“Karen has proved you can feed children good food and make money largely by marketing food services to agencies, community groups, camps and nursery schools in the community.”
Richard Lasselle, speaking Tuesday evening, clarified his statement of Monday night, saying $425,000 of this surplus was going to be used to pay for costs of the new food service facility at White Plains High School including kitchen equipment and cafeteria tables.
The Rochelle Group, Ltd., of Congers, New York has been hired to manage the Food Service operation, taking over for Ms. Kettlewell on March 1. The group found Ms. Kettlewell for the district nine years ago, and will conduct a search for viable candidates for the position, Dr. Yanofsky said.
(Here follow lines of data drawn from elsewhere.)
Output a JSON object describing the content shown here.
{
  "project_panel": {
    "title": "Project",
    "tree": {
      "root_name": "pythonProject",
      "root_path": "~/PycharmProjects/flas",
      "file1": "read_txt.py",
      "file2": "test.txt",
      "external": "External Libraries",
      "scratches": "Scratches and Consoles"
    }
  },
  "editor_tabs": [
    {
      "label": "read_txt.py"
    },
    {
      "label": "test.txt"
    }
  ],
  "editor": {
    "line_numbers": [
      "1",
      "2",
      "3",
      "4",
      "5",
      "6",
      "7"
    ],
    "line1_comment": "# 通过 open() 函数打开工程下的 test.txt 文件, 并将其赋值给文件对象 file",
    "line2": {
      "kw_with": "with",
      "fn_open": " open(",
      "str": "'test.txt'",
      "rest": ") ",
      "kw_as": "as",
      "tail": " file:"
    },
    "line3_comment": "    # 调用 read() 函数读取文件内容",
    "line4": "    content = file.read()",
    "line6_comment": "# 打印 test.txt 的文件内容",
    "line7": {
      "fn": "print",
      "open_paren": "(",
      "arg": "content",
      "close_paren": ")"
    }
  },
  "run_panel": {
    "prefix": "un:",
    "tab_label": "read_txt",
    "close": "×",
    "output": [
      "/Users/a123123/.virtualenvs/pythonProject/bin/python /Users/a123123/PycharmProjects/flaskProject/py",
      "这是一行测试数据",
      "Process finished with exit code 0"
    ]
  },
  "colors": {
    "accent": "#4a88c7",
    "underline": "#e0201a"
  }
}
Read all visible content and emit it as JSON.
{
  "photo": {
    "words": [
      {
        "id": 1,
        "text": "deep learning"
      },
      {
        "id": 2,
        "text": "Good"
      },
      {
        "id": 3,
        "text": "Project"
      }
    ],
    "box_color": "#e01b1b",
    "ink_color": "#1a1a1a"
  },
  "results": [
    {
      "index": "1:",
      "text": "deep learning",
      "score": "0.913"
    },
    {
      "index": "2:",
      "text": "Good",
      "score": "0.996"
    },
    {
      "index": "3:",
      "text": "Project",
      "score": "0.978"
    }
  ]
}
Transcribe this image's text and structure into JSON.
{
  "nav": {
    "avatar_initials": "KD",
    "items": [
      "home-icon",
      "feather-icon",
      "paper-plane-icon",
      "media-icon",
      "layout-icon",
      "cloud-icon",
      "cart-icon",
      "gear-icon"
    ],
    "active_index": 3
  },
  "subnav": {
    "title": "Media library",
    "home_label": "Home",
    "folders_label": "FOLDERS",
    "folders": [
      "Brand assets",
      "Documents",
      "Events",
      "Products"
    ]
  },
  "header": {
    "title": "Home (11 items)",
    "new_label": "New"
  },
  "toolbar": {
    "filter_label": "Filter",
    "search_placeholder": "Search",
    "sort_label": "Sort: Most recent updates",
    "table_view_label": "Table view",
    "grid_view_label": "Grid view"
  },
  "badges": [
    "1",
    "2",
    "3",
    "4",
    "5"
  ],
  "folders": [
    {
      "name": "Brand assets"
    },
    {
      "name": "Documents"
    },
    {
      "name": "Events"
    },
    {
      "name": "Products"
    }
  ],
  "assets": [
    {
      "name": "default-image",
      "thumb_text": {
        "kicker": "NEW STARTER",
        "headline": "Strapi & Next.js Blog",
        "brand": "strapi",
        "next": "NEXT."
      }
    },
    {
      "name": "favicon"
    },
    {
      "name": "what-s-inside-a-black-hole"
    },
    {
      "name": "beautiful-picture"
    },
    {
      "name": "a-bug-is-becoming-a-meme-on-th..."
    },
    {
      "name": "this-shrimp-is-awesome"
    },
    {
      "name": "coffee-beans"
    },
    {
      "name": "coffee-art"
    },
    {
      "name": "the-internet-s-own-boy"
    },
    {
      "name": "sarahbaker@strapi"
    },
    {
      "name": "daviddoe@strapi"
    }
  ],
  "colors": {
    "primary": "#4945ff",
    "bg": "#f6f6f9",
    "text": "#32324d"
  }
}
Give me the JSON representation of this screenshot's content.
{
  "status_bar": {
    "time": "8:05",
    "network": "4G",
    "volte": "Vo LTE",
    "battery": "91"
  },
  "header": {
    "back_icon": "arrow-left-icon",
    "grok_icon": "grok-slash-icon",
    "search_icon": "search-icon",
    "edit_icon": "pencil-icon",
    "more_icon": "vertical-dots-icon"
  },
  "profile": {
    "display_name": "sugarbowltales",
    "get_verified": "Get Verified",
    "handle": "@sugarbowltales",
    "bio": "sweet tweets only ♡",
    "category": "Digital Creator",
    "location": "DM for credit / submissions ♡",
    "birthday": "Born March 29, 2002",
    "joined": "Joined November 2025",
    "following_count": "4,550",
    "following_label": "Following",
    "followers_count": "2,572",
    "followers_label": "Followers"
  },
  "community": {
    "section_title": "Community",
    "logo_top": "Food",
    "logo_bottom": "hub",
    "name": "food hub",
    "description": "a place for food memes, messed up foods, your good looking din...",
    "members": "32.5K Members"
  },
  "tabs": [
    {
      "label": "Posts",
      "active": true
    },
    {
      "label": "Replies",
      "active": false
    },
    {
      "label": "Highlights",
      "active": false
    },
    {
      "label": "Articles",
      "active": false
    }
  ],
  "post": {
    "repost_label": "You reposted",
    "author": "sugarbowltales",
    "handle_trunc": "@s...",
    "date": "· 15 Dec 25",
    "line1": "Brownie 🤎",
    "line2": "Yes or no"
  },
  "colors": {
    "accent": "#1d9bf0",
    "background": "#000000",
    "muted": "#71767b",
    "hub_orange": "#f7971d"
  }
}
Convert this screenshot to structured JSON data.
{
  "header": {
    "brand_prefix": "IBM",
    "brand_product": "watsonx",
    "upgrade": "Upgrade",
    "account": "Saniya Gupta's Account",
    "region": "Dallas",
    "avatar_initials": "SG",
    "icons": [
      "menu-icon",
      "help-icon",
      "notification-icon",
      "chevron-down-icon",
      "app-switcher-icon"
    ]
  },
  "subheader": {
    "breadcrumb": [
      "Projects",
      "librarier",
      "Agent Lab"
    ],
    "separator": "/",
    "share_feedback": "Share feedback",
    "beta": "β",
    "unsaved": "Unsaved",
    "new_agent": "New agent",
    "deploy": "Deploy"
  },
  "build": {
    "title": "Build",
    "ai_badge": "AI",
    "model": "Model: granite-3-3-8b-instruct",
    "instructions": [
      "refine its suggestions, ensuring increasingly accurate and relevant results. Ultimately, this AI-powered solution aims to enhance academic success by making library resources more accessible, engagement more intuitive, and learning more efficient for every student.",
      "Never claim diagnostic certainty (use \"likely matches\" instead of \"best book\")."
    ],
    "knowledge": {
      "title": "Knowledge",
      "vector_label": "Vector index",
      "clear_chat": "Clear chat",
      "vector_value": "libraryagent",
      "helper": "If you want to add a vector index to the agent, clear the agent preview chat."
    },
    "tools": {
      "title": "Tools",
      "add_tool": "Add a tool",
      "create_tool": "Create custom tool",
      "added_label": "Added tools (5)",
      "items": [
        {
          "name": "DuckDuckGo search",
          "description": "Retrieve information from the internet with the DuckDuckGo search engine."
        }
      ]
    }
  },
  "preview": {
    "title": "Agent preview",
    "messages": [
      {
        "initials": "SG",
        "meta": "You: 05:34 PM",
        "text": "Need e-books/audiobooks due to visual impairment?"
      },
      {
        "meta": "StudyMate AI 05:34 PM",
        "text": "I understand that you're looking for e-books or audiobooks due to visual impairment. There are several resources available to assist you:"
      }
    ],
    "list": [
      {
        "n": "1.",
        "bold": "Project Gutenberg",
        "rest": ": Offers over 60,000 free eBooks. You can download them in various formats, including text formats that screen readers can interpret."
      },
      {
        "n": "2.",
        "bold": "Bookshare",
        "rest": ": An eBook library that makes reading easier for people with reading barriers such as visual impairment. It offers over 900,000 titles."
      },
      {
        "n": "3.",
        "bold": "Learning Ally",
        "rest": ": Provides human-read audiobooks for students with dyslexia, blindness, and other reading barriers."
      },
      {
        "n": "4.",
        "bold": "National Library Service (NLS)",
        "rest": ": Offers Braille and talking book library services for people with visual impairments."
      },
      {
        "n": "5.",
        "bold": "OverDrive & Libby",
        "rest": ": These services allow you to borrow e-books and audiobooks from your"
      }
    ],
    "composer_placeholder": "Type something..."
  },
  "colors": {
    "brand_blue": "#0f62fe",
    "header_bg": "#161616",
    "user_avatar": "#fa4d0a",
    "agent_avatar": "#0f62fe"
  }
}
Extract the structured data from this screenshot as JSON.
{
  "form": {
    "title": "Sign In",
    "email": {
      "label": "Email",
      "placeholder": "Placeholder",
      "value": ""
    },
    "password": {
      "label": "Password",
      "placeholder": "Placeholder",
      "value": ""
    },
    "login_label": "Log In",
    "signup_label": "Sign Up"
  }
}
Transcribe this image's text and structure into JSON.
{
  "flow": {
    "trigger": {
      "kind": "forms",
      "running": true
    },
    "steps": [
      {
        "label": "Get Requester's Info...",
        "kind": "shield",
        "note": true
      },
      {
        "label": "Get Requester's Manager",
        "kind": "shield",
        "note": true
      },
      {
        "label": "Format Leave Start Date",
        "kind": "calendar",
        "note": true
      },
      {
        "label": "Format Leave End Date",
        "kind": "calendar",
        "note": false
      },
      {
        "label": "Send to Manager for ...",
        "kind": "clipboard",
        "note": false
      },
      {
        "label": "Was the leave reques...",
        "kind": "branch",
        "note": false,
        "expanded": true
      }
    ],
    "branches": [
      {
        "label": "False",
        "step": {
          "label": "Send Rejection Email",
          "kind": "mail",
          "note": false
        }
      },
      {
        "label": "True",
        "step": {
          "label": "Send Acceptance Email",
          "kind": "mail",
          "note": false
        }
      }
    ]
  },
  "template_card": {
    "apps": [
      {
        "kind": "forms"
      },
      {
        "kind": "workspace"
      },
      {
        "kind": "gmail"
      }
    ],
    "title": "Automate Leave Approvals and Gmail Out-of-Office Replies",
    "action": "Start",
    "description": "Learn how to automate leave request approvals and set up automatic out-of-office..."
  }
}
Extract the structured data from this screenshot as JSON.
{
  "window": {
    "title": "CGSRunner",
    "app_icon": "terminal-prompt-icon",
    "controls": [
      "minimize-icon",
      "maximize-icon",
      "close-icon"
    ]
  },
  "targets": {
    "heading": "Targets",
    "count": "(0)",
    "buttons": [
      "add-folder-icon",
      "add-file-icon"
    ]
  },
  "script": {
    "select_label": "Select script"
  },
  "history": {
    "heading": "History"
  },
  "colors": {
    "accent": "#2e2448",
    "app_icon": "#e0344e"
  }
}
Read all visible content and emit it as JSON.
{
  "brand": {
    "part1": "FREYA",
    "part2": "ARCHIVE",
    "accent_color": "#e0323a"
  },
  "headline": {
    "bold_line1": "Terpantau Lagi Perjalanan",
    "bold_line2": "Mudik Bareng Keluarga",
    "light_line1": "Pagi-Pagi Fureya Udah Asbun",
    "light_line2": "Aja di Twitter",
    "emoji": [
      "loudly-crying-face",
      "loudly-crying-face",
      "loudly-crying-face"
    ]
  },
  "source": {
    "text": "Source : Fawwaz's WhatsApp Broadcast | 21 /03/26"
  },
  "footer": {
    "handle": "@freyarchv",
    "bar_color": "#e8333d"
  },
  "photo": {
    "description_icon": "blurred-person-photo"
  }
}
The group will supply an interim director who will intern a week with Ms. Kettlewell before taking over her duties when she leaves. Rochelle Group will be hired at a cost not to exceed $9,100 a month through June 30 of this year. Part of this cost will be paid for by the funds allotted for Ms. Kettlewell’s salary. (The Rochelle Group has a website on White Plains Links. Simply Click on White Plains Links and go to “Schools” to get to their site.)
Superintendent Yanofsky said Ms. Kettlewell tightened up management and had designed a system that will continue in White Plains for “years to come.” He said she also was leaving “a wonderful legacy,” in deigning the new food service facility at the White Plains High School. Dorothy Schere, Board Member, recalled when Ms. Kettewell was hired, “I honestly couldn’t believe she could make money (with the food service).”
District resolves to lobby Albany to repeal Wicks Law.
Richard Lasselle, Assistant Superintendent for Business, explained a resolution the Board of Education passed advocating Albany lawmakers allow School Districts across the state to be able to choose one contractor for construction projects over $50,000.
Currently, the law on the books dating back to 1912, requires districts outside New York City to hire four different contractors: a general contractor, a heating a ventilating system contractor, electrical contractor, and a plumbing contractor.
School superintendents across the state have determined that this arrangement doubles the time it takes to complete major school projects and adds to the expense of the project. The superintendents urge citizens to write Albany by March 1 suggesting repeal of the Wicks Law.
Lasselle said there are often disputes among contractors that prolong the jobs. It happened in White Plains in 2001, when the district lost 17 working days due to wildcat work stoppages.
The two-page resolution asks Albany lawmakers to repeal the Wicks Law, allowing a one-contractor job. Lasselle expressed optimism that this year Albany lawmakers seem receptive to some change.
Fifteen Teachers retire
In a news item that shows the fortunate advantage of the Board of Education retaining Dr. Ochser, the Board of Education announced the retirement of the fifteen teachers. Yanofsky noted these men and women represented 500 years of teaching experience within the district:
Brenda Davis, School Social Worker, George Washington School; Robert DePrato, Foreign Language Teacher, High School; Susan Hirsch, Elementary Education Teacher, Church Street School; Michael Levine, Math, High School; Henry Miller, Physical Education Teacher, Mamaroneck Avenue School; Jeffrey Miller, Physical Education Teacher, MS-Highlands and High School; Beth Post, Learning Facilitator, Post Road School; Patricia Rita-Woodman, Elementary Education Teacher;Nancy Rodriguez, ESOL Teacher, High School; Regina Setikas, Special Education Teacher, MS-Highlands; Thomas Stevens, Elementary Education Teacher, MS-Highlands; Carolyn Tokson, Learning Facilitator, High School; and Steven Toovell, Art Teacher, Mamaroneck Avenue School.